Each entry below must appear in the output exactly as written.

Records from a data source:
# # #
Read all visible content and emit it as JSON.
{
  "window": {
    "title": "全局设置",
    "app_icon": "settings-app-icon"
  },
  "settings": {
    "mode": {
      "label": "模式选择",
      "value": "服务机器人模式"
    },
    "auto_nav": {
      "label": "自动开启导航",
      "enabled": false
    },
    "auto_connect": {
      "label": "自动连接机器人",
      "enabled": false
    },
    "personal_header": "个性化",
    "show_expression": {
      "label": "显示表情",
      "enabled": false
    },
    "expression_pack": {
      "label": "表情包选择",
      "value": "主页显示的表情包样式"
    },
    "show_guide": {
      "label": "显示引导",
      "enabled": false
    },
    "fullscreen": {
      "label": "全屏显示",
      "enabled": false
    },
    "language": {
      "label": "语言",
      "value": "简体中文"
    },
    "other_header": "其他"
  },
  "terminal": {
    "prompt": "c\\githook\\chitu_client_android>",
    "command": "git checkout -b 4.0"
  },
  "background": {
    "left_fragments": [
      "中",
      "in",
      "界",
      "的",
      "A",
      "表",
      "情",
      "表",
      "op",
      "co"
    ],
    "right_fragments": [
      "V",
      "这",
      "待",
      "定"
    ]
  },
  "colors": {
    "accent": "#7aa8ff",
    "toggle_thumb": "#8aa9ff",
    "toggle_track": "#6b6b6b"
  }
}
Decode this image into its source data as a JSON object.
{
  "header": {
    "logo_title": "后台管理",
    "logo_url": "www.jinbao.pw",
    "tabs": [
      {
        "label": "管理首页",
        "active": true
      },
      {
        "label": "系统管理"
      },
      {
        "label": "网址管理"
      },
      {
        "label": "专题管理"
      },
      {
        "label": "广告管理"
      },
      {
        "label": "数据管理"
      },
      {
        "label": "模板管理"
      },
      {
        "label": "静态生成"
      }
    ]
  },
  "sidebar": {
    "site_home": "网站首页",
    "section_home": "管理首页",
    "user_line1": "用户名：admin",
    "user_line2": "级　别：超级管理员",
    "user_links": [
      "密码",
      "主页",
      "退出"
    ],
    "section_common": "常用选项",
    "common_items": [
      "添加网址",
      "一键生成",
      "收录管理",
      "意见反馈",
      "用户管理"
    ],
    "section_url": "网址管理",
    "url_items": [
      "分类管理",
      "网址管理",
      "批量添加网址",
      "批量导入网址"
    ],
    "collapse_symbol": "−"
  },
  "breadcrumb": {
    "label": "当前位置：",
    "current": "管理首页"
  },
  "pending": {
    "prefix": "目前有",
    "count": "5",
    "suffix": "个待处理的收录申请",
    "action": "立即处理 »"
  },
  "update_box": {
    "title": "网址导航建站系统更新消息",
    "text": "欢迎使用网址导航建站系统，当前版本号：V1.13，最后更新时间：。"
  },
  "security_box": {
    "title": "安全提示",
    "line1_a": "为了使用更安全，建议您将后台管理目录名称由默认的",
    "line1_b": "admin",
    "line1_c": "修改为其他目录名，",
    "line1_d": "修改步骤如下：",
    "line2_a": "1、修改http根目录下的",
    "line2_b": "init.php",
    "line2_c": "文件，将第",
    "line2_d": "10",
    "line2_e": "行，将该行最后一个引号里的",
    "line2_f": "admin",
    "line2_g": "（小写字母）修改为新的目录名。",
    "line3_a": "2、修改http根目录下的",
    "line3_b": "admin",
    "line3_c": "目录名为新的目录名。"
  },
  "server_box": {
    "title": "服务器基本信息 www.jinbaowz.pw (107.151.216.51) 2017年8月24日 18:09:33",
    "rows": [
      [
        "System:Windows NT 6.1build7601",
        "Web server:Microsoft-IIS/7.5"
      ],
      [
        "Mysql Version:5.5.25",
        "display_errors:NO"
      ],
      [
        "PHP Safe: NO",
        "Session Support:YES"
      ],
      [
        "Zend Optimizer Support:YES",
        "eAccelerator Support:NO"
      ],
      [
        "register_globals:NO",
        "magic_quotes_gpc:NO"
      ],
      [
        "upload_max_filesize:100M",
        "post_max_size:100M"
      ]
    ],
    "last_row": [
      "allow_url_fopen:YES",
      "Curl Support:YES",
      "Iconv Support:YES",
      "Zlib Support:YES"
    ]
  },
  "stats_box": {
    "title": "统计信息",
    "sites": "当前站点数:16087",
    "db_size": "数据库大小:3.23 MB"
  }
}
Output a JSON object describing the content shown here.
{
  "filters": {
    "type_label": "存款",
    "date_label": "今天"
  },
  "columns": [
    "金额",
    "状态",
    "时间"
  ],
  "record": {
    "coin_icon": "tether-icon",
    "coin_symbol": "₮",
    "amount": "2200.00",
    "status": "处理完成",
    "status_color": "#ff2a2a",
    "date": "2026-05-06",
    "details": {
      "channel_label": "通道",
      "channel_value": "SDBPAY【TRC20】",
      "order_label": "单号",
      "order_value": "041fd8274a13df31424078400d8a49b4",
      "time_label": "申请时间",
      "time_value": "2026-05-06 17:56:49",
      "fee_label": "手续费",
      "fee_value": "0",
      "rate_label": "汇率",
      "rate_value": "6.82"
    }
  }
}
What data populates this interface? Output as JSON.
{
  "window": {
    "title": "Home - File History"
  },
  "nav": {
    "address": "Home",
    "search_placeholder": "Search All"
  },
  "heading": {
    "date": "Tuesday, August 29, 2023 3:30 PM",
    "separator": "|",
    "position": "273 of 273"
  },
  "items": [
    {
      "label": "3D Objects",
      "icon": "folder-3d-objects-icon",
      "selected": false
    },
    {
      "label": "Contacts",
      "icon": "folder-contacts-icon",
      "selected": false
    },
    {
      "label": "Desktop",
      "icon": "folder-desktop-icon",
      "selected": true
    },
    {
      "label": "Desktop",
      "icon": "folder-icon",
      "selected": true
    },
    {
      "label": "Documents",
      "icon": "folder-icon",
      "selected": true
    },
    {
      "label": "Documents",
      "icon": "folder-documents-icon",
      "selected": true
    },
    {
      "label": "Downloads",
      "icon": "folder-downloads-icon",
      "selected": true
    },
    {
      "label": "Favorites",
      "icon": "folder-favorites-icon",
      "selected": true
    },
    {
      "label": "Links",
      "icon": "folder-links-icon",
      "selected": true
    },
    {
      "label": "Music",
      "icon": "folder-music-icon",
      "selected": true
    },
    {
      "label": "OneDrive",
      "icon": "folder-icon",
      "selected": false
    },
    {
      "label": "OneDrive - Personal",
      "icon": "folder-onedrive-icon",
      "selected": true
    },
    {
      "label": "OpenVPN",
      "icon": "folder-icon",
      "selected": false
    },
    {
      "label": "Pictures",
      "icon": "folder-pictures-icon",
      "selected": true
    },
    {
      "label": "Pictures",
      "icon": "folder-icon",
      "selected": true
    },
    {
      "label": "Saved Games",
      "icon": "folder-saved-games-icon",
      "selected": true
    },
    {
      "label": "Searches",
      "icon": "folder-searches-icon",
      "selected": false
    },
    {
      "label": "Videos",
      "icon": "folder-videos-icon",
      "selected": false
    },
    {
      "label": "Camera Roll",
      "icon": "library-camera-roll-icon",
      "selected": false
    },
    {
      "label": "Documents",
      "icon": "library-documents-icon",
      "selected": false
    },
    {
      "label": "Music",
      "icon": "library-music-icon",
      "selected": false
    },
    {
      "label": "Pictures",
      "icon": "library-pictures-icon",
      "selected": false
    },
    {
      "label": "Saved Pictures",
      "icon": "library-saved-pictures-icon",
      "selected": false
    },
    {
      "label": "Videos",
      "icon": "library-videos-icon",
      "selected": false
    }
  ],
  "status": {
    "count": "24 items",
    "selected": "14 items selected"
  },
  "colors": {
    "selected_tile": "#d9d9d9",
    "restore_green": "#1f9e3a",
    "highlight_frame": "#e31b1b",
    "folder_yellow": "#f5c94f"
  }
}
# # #
▸ WRITTEN SOLUTION
Read all visible content and emit it as JSON.
{
  "window": {
    "title": "全局设置",
    "app_icon": "settings-app-icon"
  },
  "settings": {
    "mode": {
      "label": "模式选择",
      "value": "服务机器人模式"
    },
    "auto_nav": {
      "label": "自动开启导航",
      "enabled": false
    },
    "auto_connect": {
      "label": "自动连接机器人",
      "enabled": false
    },
    "personal_header": "个性化",
    "show_expression": {
      "label": "显示表情",
      "enabled": false
    },
    "expression_pack": {
      "label": "表情包选择",
      "value": "主页显示的表情包样式"
    },
    "show_guide": {
      "label": "显示引导",
      "enabled": false
    },
    "fullscreen": {
      "label": "全屏显示",
      "enabled": false
    },
    "language": {
      "label": "语言",
      "value": "简体中文"
    },
    "other_header": "其他"
  },
  "terminal": {
    "prompt": "c\\githook\\chitu_client_android>",
    "command": "git checkout -b 4.0"
  },
  "background": {
    "left_fragments": [
      "中",
      "in",
      "界",
      "的",
      "A",
      "表",
      "情",
      "表",
      "op",
      "co"
    ],
    "right_fragments": [
      "V",
      "这",
      "待",
      "定"
    ]
  },
  "colors": {
    "accent": "#7aa8ff",
    "toggle_thumb": "#8aa9ff",
    "toggle_track": "#6b6b6b"
  }
}
Decode this image into its source data as a JSON object.
{
  "header": {
    "logo_title": "后台管理",
    "logo_url": "www.jinbao.pw",
    "tabs": [
      {
        "label": "管理首页",
        "active": true
      },
      {
        "label": "系统管理"
      },
      {
        "label": "网址管理"
      },
      {
        "label": "专题管理"
      },
      {
        "label": "广告管理"
      },
      {
        "label": "数据管理"
      },
      {
        "label": "模板管理"
      },
      {
        "label": "静态生成"
      }
    ]
  },
  "sidebar": {
    "site_home": "网站首页",
    "section_home": "管理首页",
    "user_line1": "用户名：admin",
    "user_line2": "级　别：超级管理员",
    "user_links": [
      "密码",
      "主页",
      "退出"
    ],
    "section_common": "常用选项",
    "common_items": [
      "添加网址",
      "一键生成",
      "收录管理",
      "意见反馈",
      "用户管理"
    ],
    "section_url": "网址管理",
    "url_items": [
      "分类管理",
      "网址管理",
      "批量添加网址",
      "批量导入网址"
    ],
    "collapse_symbol": "−"
  },
  "breadcrumb": {
    "label": "当前位置：",
    "current": "管理首页"
  },
  "pending": {
    "prefix": "目前有",
    "count": "5",
    "suffix": "个待处理的收录申请",
    "action": "立即处理 »"
  },
  "update_box": {
    "title": "网址导航建站系统更新消息",
    "text": "欢迎使用网址导航建站系统，当前版本号：V1.13，最后更新时间：。"
  },
  "security_box": {
    "title": "安全提示",
    "line1_a": "为了使用更安全，建议您将后台管理目录名称由默认的",
    "line1_b": "admin",
    "line1_c": "修改为其他目录名，",
    "line1_d": "修改步骤如下：",
    "line2_a": "1、修改http根目录下的",
    "line2_b": "init.php",
    "line2_c": "文件，将第",
    "line2_d": "10",
    "line2_e": "行，将该行最后一个引号里的",
    "line2_f": "admin",
    "line2_g": "（小写字母）修改为新的目录名。",
    "line3_a": "2、修改http根目录下的",
    "line3_b": "admin",
    "line3_c": "目录名为新的目录名。"
  },
  "server_box": {
    "title": "服务器基本信息 www.jinbaowz.pw (107.151.216.51) 2017年8月24日 18:09:33",
    "rows": [
      [
        "System:Windows NT 6.1build7601",
        "Web server:Microsoft-IIS/7.5"
      ],
      [
        "Mysql Version:5.5.25",
        "display_errors:NO"
      ],
      [
        "PHP Safe: NO",
        "Session Support:YES"
      ],
      [
        "Zend Optimizer Support:YES",
        "eAccelerator Support:NO"
      ],
      [
        "register_globals:NO",
        "magic_quotes_gpc:NO"
      ],
      [
        "upload_max_filesize:100M",
        "post_max_size:100M"
      ]
    ],
    "last_row": [
      "allow_url_fopen:YES",
      "Curl Support:YES",
      "Iconv Support:YES",
      "Zlib Support:YES"
    ]
  },
  "stats_box": {
    "title": "统计信息",
    "sites": "当前站点数:16087",
    "db_size": "数据库大小:3.23 MB"
  }
}
Output a JSON object describing the content shown here.
{
  "filters": {
    "type_label": "存款",
    "date_label": "今天"
  },
  "columns": [
    "金额",
    "状态",
    "时间"
  ],
  "record": {
    "coin_icon": "tether-icon",
    "coin_symbol": "₮",
    "amount": "2200.00",
    "status": "处理完成",
    "status_color": "#ff2a2a",
    "date": "2026-05-06",
    "details": {
      "channel_label": "通道",
      "channel_value": "SDBPAY【TRC20】",
      "order_label": "单号",
      "order_value": "041fd8274a13df31424078400d8a49b4",
      "time_label": "申请时间",
      "time_value": "2026-05-06 17:56:49",
      "fee_label": "手续费",
      "fee_value": "0",
      "rate_label": "汇率",
      "rate_value": "6.82"
    }
  }
}
What data populates this interface? Output as JSON.
{
  "window": {
    "title": "Home - File History"
  },
  "nav": {
    "address": "Home",
    "search_placeholder": "Search All"
  },
  "heading": {
    "date": "Tuesday, August 29, 2023 3:30 PM",
    "separator": "|",
    "position": "273 of 273"
  },
  "items": [
    {
      "label": "3D Objects",
      "icon": "folder-3d-objects-icon",
      "selected": false
    },
    {
      "label": "Contacts",
      "icon": "folder-contacts-icon",
      "selected": false
    },
    {
      "label": "Desktop",
      "icon": "folder-desktop-icon",
      "selected": true
    },
    {
      "label": "Desktop",
      "icon": "folder-icon",
      "selected": true
    },
    {
      "label": "Documents",
      "icon": "folder-icon",
      "selected": true
    },
    {
      "label": "Documents",
      "icon": "folder-documents-icon",
      "selected": true
    },
    {
      "label": "Downloads",
      "icon": "folder-downloads-icon",
      "selected": true
    },
    {
      "label": "Favorites",
      "icon": "folder-favorites-icon",
      "selected": true
    },
    {
      "label": "Links",
      "icon": "folder-links-icon",
      "selected": true
    },
    {
      "label": "Music",
      "icon": "folder-music-icon",
      "selected": true
    },
    {
      "label": "OneDrive",
      "icon": "folder-icon",
      "selected": false
    },
    {
      "label": "OneDrive - Personal",
      "icon": "folder-onedrive-icon",
      "selected": true
    },
    {
      "label": "OpenVPN",
      "icon": "folder-icon",
      "selected": false
    },
    {
      "label": "Pictures",
      "icon": "folder-pictures-icon",
      "selected": true
    },
    {
      "label": "Pictures",
      "icon": "folder-icon",
      "selected": true
    },
    {
      "label": "Saved Games",
      "icon": "folder-saved-games-icon",
      "selected": true
    },
    {
      "label": "Searches",
      "icon": "folder-searches-icon",
      "selected": false
    },
    {
      "label": "Videos",
      "icon": "folder-videos-icon",
      "selected": false
    },
    {
      "label": "Camera Roll",
      "icon": "library-camera-roll-icon",
      "selected": false
    },
    {
      "label": "Documents",
      "icon": "library-documents-icon",
      "selected": false
    },
    {
      "label": "Music",
      "icon": "library-music-icon",
      "selected": false
    },
    {
      "label": "Pictures",
      "icon": "library-pictures-icon",
      "selected": false
    },
    {
      "label": "Saved Pictures",
      "icon": "library-saved-pictures-icon",
      "selected": false
    },
    {
      "label": "Videos",
      "icon": "library-videos-icon",
      "selected": false
    }
  ],
  "status": {
    "count": "24 items",
    "selected": "14 items selected"
  },
  "colors": {
    "selected_tile": "#d9d9d9",
    "restore_green": "#1f9e3a",
    "highlight_frame": "#e31b1b",
    "folder_yellow": "#f5c94f"
  }
}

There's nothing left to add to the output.